[What the task asks] When a line in the records contains the string "Assembly", copy that line.

Entries from a dataset of interfaces

--------

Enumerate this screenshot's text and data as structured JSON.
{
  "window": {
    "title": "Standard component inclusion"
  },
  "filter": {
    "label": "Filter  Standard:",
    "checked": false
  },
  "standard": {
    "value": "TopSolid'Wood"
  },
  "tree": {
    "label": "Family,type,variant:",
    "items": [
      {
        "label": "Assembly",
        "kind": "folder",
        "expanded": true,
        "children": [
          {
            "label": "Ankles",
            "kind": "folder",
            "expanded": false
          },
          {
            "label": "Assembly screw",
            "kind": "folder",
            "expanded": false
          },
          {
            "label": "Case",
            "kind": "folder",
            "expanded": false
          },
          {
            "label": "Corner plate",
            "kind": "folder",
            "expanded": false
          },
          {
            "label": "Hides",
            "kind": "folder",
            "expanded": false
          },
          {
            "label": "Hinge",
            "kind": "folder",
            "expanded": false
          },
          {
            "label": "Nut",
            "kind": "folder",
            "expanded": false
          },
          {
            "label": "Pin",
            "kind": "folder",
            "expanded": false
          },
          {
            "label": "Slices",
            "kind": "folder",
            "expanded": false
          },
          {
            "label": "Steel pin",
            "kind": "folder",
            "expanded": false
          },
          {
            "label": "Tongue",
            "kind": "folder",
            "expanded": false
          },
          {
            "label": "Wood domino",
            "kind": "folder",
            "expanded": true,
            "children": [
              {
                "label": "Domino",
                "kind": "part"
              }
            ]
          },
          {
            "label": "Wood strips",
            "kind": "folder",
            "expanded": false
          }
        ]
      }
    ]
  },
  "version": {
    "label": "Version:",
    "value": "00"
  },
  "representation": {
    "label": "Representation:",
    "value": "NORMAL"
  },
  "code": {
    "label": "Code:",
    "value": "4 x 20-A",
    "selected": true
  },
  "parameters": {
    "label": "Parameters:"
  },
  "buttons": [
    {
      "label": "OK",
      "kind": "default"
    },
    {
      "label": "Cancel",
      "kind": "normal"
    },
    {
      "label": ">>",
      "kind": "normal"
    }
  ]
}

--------

[Result for this task]
        "label": "Assembly",
            "label": "Assembly screw",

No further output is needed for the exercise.